▶ **Exercise material**
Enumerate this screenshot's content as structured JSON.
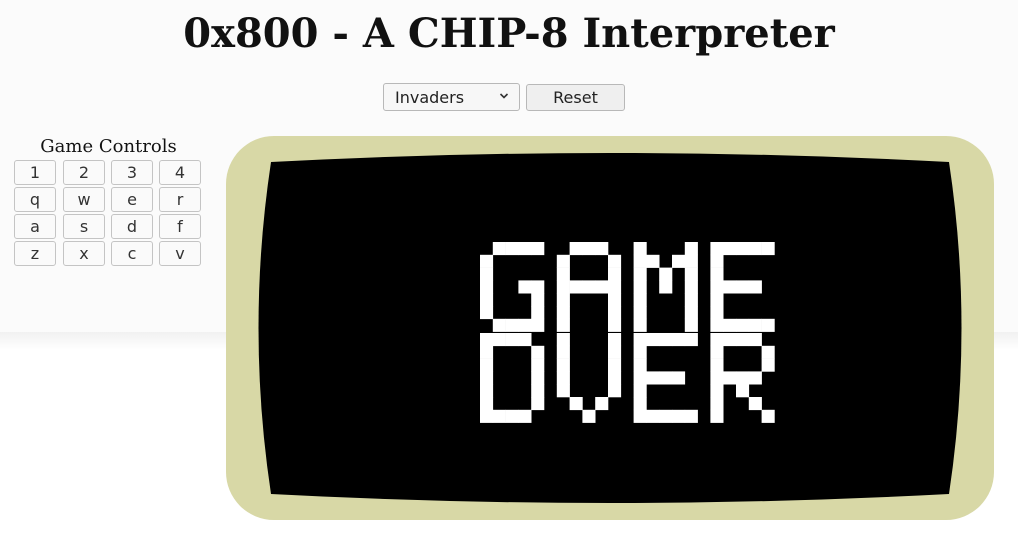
{
  "page": {
    "title": "0x800 - A CHIP-8 Interpreter"
  },
  "toolbar": {
    "rom_select_value": "Invaders",
    "reset_label": "Reset"
  },
  "controls": {
    "title": "Game Controls",
    "keys": [
      "1",
      "2",
      "3",
      "4",
      "q",
      "w",
      "e",
      "r",
      "a",
      "s",
      "d",
      "f",
      "z",
      "x",
      "c",
      "v"
    ]
  },
  "screen": {
    "bezel_color": "#d8d8a6",
    "background_color": "#000000",
    "pixel_color": "#ffffff",
    "message_lines": [
      "GAME",
      "OVER"
    ]
  }
}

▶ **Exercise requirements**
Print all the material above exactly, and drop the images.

▶ **Exercise answer**
Enumerate this screenshot's content as structured JSON.
{
  "page": {
    "title": "0x800 - A CHIP-8 Interpreter"
  },
  "toolbar": {
    "rom_select_value": "Invaders",
    "reset_label": "Reset"
  },
  "controls": {
    "title": "Game Controls",
    "keys": [
      "1",
      "2",
      "3",
      "4",
      "q",
      "w",
      "e",
      "r",
      "a",
      "s",
      "d",
      "f",
      "z",
      "x",
      "c",
      "v"
    ]
  },
  "screen": {
    "bezel_color": "#d8d8a6",
    "background_color": "#000000",
    "pixel_color": "#ffffff",
    "message_lines": [
      "GAME",
      "OVER"
    ]
  }
}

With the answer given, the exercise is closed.